FATF Team Visits Pakistan

A delegation of the Asia-Pacific Group (APG) on money laundering—a regional affiliate of the Financial Action Task Force (FATF)—visited Pakistan to assess if the country has made enough progress on global standards against financial crimes to warrant its exclusion from the watchdog’s grey list.

Meetings took place between the FATF officials and Pakistan government. The APG assessment team also met officials from the State Bank of Pakistan, Securities and Exchange Commission of Pakistan, Election Commis­sion of Pakistan, Ministry of Foreign Affairs, Ministry of Interior, National Counter Terrorism Authority, law enforcement agencies and counter terrorism departments.

Pakistan has claimed to have taken steps to comply with latest instructions to meet various deadlines in order to avoid being included in a blacklist. However, Pakistan has been declared as “high risk” all the eight entities and related elements specifically named by FATF as threats to the global financial system.

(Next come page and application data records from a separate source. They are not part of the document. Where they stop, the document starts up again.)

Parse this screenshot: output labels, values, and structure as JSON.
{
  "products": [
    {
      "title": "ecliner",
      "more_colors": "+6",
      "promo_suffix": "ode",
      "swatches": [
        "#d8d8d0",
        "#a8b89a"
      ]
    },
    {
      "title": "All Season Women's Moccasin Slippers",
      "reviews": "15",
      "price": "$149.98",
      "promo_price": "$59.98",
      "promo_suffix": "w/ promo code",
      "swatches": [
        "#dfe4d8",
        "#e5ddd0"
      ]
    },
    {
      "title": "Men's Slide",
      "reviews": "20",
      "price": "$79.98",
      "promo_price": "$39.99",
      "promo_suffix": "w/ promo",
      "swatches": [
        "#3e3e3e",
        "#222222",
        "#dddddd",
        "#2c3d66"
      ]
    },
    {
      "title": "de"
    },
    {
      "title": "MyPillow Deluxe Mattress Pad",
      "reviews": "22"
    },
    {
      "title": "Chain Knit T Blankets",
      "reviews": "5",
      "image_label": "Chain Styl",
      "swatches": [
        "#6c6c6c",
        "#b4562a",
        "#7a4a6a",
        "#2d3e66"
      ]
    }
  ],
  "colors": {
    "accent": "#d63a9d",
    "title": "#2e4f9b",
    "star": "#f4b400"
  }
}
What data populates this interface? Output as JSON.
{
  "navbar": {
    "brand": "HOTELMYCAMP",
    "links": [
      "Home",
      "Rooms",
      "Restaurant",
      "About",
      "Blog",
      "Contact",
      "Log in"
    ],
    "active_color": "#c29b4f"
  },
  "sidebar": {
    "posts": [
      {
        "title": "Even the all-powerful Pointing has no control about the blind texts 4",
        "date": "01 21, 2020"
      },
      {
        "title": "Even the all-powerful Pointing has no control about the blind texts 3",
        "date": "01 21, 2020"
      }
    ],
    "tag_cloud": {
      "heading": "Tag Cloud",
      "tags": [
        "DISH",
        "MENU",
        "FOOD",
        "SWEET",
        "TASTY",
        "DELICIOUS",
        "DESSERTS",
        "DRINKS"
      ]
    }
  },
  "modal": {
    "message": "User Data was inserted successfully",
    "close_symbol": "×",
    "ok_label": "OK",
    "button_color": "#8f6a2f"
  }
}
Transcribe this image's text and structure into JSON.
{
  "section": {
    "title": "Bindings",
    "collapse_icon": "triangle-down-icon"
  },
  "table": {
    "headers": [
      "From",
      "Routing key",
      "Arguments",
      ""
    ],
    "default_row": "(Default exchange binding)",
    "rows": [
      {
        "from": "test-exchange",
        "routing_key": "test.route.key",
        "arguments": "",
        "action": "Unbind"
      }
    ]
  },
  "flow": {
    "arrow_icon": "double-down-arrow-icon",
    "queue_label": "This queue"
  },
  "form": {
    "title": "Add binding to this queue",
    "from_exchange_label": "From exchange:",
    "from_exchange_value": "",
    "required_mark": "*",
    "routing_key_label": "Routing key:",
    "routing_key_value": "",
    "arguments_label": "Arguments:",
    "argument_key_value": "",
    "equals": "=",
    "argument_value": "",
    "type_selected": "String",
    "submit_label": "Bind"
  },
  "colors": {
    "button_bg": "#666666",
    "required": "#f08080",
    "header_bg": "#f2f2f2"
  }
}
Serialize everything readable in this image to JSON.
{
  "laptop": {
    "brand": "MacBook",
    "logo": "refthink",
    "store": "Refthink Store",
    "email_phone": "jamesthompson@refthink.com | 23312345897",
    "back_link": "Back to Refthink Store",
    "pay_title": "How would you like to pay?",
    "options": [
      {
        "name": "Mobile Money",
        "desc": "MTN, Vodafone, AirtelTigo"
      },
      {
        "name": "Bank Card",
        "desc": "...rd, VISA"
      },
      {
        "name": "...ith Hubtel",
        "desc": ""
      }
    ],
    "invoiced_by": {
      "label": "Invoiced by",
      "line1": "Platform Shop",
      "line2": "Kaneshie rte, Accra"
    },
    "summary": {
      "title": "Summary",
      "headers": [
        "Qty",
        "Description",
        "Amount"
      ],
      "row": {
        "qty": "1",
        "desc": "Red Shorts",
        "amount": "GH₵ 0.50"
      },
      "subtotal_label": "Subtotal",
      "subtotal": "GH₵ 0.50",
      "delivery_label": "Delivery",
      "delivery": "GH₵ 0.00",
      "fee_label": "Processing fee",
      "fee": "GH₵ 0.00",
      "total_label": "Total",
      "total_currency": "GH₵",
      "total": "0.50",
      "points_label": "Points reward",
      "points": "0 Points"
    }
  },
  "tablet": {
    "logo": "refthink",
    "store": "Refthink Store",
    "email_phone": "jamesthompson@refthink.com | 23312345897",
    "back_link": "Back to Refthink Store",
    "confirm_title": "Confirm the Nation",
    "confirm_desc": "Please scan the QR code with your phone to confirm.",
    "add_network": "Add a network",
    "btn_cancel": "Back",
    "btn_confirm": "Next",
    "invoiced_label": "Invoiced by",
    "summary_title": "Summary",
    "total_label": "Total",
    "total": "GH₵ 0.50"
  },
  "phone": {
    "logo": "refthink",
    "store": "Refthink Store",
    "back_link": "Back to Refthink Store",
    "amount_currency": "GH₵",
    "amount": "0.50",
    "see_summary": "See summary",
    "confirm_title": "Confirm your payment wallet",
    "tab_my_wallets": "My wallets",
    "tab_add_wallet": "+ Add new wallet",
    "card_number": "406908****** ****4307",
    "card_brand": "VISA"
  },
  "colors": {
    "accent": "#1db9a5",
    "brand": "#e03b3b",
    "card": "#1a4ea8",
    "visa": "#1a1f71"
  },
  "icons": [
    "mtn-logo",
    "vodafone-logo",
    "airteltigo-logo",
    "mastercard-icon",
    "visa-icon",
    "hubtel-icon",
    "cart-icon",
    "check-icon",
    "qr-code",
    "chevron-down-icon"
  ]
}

The international community had taken an aggressive stance against Pakistan in the FATF. Achieving the 27 targets under a 10-point action plan by Pakistan is now a top priority for the Imran Khan government. In the FATF meetings last month, Pakistan had announced a ban on Jamaat-ud Dawa’ (JuD) and Falah-i-Insaniat Foundation (FiF)  in order to address the concerns that Pakistan supported these and six similar organisations, including Jaish-e-Mohammad (JeM).

Pakistan informed the APG of the FATF that all banned organizations are now under greater scrutiny by its institutions regarding their activities starting from registration to operations and from fund collection to bank accounts and transactions.

Pakistan has also fined six banks and has started investigations against 109 bankers for opening ‘fake’ bank accounts. About 8,707 suspicious transaction reports (STRs) were issued last year by the Financial Monitoring Unit (FTU), showing almost 57 per cent growth over the 5,548 STRs issued in 2017.

Pakistan has signed Memorandums of Understanding (MoUs) with the United Kingdom, Qatar, United Arab Emirates and Australia for sharing of intelligence. Pakistan is said to have improved coordination among its different agencies. While all this may be impressive, the FATF reviews processes, systems and weaknesses on the basis of a standard matrix. Pakistan is being monitored on 27 indicators under the 10-point action plan with deadlines. Pakistan’s performance in recent FATF meetings was not satisfactory vis-a-vis milestones set. FATF had urged “Pakistan to swiftly complete its action plan, particularly those with timelines of May 2019” to address strategic deficiencies. The FATF had noted that Pakistan had revised its terror financing risk assessment, but “did not demonstrate a proper understanding of the terror financing risks posed by Islamic State (IS) group, AQ [Al Qaeda], JuD, FiF, LeT [Lashkar-e-Taiba], JeM, HQN [Haqqani network], and persons affiliated with the Taliban”.

Pakistan has to comply with action plan for which it is required to adequately demonstrate its understanding of the terror financing risks posed by the militant groups. It will have to conduct supervision on a risk-sensitive basis and prove that remedial actions and sanctions are applied in all cases.

Islamabad needs to demonstrate that terror financing prosecutions result in effective and proportionate sanctions, enhancing the support for prosecutors and the judiciary. It must show effective implementation of targeted financial sanctions (supported by a comprehensive legal obligation) against all those designated as terrorists under the UN resolutions 1,267 and 1,373 and those acting for or on their behalf, including preventing the raising and moving of funds, identifying and freezing assets and prohibiting access to funds and financial services.

The FATF will undertake the next review of Pakistan’s performance in June, which will be preceded by a face-to-face meeting with the Joint Group in May. Only the successful implementation of Pakistan’s strategies in curbing terror-financing and banning of terrorist groups and its verification by the APG could lead the FATF to remove Pakistan from its grey list or move it into the black list category by September this year.

Script: Kaushik Roy, AIR: News Analyst